kids to school. My life has changed completely.”
simple dreams and newfound hope. But now Africa faces a new threat
every bit as ominous as the droughts, viruses and locusts that have
plagued it for centuries: hordes of activists and regulators bent on
keeping this technology out of Africa (and away from farmers
well-orchestrated campaign is financed to the tune of some $70 million
a year by foundations, organic food interests, EU governments, and
even UN agencies and programs. It employs moratoriums and threats
against agricultural imports from countries that grow biotech crops,
complex and expensive requirements for labeling all GE ingredients and
tracking them from seed to store shelf, even outright lies about the
safety of biotechnology.
tactic is legislation in Hawaii, Montana, North Dakota and Vermont

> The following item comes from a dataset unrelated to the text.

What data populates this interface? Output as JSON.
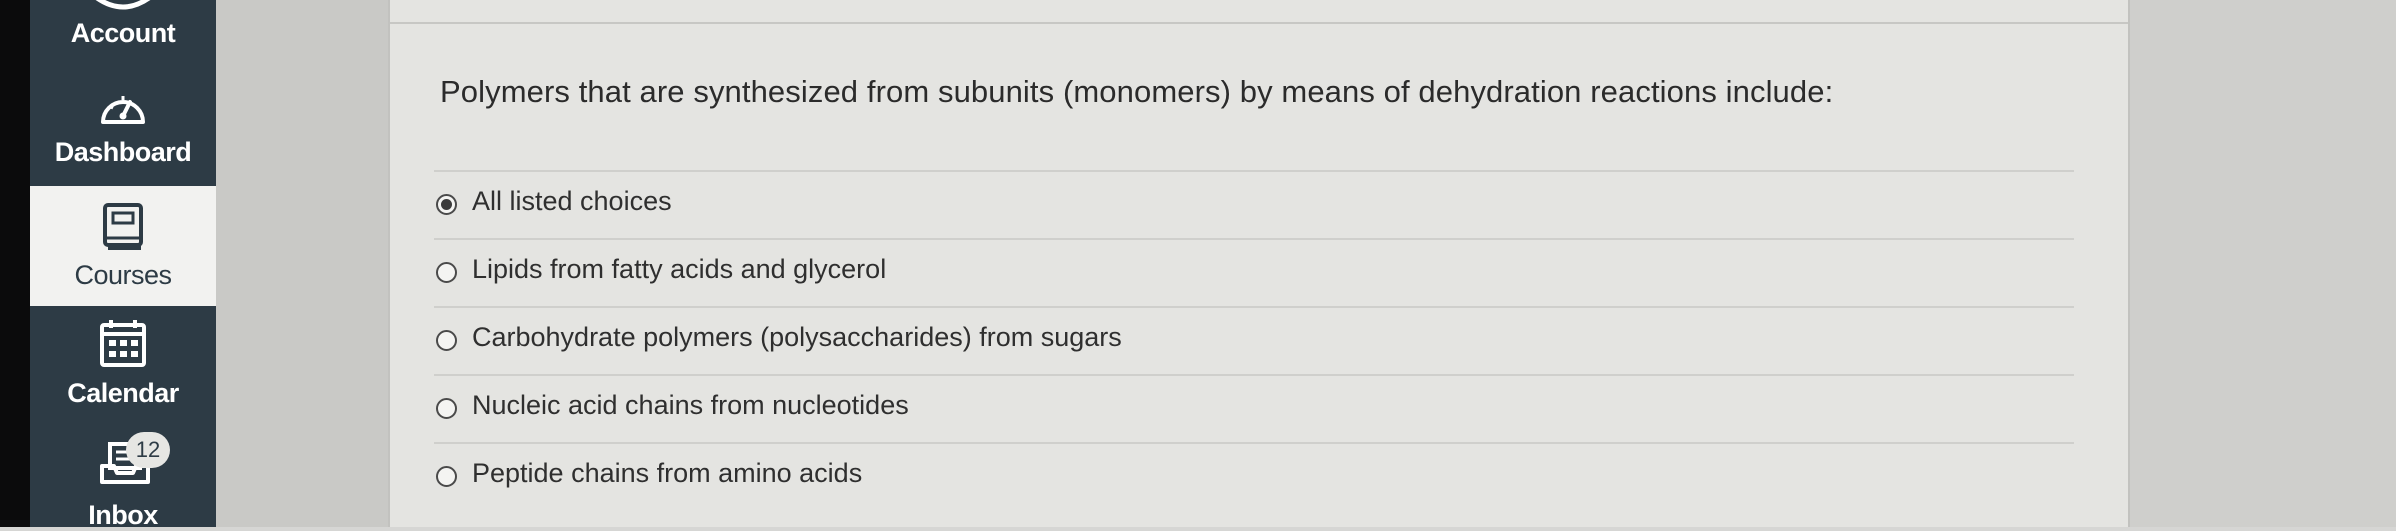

that would make farmers and seed manufacturers liable if their crops
“contaminate” organic produce with traces of GE pollen. It would open
the door for frivolous lawsuits, make biotech farming legally and

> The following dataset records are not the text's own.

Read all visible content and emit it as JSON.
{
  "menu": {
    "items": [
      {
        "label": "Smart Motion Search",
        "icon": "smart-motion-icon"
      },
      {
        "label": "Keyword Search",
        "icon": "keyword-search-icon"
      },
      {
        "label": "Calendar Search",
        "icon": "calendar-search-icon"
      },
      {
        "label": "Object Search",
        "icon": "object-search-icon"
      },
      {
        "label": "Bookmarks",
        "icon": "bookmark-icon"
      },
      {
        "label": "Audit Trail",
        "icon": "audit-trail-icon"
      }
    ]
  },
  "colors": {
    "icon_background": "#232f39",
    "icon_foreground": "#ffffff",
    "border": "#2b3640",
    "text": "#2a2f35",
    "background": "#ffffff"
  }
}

financially risky, deplete R&D budgets, and further delay Dr.
It promotes the
narrow interests of organic growers and their well-off, well-fed
clientele – who elevate their fears and demands above the needs of 200
million Africans who are still chronically hungry and malnourished.
Organic growers want to increase their market share and bottom line.
Organic consumers want food that is 100% biotech free. Africans want
to be fed.
hunger is a fundamental human right. Both Franklin D. Roosevelt and
the UN charter affirmed this principle. To turn it into reality, we
must do more to help impoverished nations generate the health and
prosperity that we Westerners view as our birthright. A vital step in
that process is ending the fear-mongering and regulatory overkill that
places precaution against speculative risks from agricultural
biotechnology over the real, immediate, life-and-death dangers that
millions of Africans face every day.
Then Dr. Oniango’s
dream will come true. Poor Africans – and poor families everywhere –
will be able to feed themselves, and take their rightful places among
the Earth’s prosperous people.
Cyril Boynes is the Center of Racial Equality's (CORE’s) director of
international programs (www.CORE-online.org).
Paul Driessen is CORE’s senior policy advisor and author of
Eco-Imperialism: Green Power · Black Death (www.Eco-Imperialism.com).